refused to reconsider the Miranda
decision protecting the rights of
SATURDAY 10 to 5
SUNDAY 12 to 5
eide on strike benefits
criminal suspects. which the company's employees stayed
The justices voted to hear arguments off their jobs for seven months.
sometime next fall in a New York A federal trial judge struck down the
Telephone Co. attempt to overturn a state law providing for the unem-
state law allowing unemployment ployment checks but the Second U.S.
payments in strikes lasting longer than Circuit Court of Appeals last November
eight weeks.. restored it.
TEh eCOURT'S eventual decision rsoe t
could have a major national impact on Lawyers for the telephone company,
labor-management relations because supported by attorneys for several in-
manystates have laws similar to New dustrial giants and the U.S. Chamber of
manyseCommerce, had argued that such laws
New York Telephone's suit against represent governmental subsidies for
the state grew out of a 1971 strike, in
Iohn WAayne.
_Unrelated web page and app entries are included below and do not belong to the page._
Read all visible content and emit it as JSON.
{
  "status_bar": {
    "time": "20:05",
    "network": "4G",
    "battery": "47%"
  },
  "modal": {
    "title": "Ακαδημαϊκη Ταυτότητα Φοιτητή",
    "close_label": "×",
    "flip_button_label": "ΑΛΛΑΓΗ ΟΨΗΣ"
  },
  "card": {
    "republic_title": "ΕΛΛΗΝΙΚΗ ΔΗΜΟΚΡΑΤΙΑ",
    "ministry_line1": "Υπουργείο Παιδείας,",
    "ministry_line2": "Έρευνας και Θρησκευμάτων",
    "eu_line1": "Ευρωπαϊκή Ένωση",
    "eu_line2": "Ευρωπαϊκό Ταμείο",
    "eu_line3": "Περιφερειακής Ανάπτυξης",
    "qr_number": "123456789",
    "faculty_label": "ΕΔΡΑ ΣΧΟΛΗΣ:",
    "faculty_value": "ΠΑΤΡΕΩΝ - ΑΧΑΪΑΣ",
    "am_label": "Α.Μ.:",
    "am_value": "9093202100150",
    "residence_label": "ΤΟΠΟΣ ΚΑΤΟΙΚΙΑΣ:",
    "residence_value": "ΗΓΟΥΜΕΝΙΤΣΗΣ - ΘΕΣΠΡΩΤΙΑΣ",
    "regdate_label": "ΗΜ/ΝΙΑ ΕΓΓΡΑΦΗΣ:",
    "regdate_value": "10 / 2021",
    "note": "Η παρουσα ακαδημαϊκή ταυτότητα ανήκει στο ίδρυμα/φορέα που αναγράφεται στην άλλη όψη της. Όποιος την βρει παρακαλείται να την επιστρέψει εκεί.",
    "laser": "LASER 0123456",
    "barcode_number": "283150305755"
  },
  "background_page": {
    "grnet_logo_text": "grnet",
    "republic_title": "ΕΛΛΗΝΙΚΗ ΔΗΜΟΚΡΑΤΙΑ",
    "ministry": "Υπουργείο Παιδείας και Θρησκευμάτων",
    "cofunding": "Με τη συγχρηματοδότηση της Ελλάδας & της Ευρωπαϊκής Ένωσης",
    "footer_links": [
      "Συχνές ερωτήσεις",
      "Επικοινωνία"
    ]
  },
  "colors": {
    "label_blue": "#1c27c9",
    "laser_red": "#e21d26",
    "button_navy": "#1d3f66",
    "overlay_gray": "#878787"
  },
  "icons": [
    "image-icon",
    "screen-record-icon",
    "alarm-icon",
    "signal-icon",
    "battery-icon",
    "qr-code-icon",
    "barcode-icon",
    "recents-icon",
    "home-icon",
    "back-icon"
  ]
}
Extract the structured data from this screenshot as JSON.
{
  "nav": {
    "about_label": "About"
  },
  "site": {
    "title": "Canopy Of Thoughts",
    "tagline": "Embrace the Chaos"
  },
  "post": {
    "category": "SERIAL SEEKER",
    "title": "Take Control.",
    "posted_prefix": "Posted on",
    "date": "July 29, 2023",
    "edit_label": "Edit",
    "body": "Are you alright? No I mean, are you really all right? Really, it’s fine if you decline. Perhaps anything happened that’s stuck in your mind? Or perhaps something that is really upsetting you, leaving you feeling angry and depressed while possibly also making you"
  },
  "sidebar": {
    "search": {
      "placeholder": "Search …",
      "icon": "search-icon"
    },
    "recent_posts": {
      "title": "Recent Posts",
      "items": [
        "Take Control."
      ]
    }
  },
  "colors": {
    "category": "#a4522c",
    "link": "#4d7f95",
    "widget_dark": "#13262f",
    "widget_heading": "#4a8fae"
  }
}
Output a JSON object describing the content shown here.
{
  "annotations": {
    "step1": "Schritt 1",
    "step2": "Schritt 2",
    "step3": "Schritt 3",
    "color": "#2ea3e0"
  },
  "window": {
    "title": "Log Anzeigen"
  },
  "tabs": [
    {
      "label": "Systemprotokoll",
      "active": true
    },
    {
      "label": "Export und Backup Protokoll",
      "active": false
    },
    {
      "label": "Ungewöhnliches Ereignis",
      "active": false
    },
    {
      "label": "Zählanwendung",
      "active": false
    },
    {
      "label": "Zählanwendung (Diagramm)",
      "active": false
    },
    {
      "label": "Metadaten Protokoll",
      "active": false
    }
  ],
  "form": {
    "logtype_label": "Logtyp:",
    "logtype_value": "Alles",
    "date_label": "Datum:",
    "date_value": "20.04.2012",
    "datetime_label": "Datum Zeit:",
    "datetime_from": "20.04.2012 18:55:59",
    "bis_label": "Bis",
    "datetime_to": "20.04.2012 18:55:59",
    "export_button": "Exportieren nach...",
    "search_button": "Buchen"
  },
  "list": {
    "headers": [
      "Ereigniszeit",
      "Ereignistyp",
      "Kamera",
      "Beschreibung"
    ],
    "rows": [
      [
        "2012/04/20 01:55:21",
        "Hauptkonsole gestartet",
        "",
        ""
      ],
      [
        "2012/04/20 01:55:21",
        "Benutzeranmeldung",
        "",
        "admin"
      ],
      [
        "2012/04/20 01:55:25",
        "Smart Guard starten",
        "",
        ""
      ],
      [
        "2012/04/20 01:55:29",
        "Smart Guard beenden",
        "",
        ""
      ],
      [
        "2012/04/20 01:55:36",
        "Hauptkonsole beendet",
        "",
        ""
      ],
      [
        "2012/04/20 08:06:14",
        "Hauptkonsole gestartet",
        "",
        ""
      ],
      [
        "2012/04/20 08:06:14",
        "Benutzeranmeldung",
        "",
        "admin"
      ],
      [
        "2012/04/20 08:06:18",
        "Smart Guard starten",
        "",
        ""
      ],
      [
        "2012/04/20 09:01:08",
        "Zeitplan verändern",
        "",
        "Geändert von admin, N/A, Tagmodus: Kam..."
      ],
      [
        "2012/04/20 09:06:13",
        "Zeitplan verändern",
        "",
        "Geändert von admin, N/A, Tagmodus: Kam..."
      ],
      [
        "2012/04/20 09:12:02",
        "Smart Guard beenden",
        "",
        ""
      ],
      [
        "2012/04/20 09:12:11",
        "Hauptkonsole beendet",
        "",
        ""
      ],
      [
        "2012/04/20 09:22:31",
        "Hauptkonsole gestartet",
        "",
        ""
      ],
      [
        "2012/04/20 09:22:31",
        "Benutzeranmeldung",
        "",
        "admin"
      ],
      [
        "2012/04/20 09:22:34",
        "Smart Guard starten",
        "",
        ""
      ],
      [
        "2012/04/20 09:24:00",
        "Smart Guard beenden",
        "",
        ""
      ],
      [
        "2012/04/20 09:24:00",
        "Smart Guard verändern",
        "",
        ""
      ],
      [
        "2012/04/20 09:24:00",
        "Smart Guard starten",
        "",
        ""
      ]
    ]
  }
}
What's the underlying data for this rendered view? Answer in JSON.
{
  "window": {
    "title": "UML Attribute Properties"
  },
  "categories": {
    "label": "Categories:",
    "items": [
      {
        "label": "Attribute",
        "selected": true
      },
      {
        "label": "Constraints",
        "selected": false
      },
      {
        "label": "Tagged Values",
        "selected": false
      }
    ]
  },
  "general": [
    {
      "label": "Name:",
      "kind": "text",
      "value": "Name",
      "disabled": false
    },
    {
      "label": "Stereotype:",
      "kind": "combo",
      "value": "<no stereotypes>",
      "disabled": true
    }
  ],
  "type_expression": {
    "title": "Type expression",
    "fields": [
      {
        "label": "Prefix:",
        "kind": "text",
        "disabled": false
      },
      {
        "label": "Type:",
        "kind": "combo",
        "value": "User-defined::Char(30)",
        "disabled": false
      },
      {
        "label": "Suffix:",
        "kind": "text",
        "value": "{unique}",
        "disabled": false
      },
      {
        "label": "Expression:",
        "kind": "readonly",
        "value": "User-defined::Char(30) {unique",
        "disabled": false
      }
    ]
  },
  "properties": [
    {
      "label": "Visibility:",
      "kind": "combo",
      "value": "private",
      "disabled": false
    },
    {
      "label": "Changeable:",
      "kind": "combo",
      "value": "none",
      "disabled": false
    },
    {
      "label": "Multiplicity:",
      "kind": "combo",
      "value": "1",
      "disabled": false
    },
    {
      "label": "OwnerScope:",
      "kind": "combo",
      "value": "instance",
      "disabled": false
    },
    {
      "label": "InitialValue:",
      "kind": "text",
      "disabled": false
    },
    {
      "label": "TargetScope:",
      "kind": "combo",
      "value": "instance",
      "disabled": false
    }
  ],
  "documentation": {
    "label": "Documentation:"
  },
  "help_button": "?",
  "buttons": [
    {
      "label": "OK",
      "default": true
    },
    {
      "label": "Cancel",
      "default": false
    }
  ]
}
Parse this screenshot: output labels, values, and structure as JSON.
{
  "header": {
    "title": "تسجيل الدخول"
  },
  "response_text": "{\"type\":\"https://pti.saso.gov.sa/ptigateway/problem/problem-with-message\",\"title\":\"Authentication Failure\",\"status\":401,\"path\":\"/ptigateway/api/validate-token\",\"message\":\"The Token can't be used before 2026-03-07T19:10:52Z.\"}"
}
Honorary Crusade Chairman
Introducing TOSHIBA STEREO
SAVE ON TOSHIBA
Toshiba's SA-320 FM/AM Stereo Receiver with 15
watts min. RMS power output, no more than 0.4%
total harmonic distortion at 8 ohms from 20Hz to
20kHz, both channels driven. Highly sensitive, selec-
tive and stable tuner. Dual strength and null tuning
meters. Matched up with a Toshiba belt-drive semi-
automatic turntable No. SR-230 with 4-pole synchron-
ous motor. Toshiba SS-33 2-way speakers round out
this great buy.
The new Toshiba SA-620 FM/AM Stereo Receiver offers
50 watts min. RMS power output, no more than 0.3%
harmonic distortion at 8 ohms from 20Hz to 20kHz,
both channels driven. Audio muting, scratch and
rumble filters. Dolby FM Reception possible. Direct-
drive Toshiba SR-F3430 fully automatic turntable with
speed adjustment (illuminated strobo indication).
High efficiency Electro-Voice EV-16 speaker system.
with out yor1hlp
your life onit
The way it stands today, one American out of four will
someday have cancer. That means it will strike some member in
two out of three American families.
To change those statistics we have to bring the promise of
research to everyday reality. And to expand our detection program
- m -. . .m * . * . ,U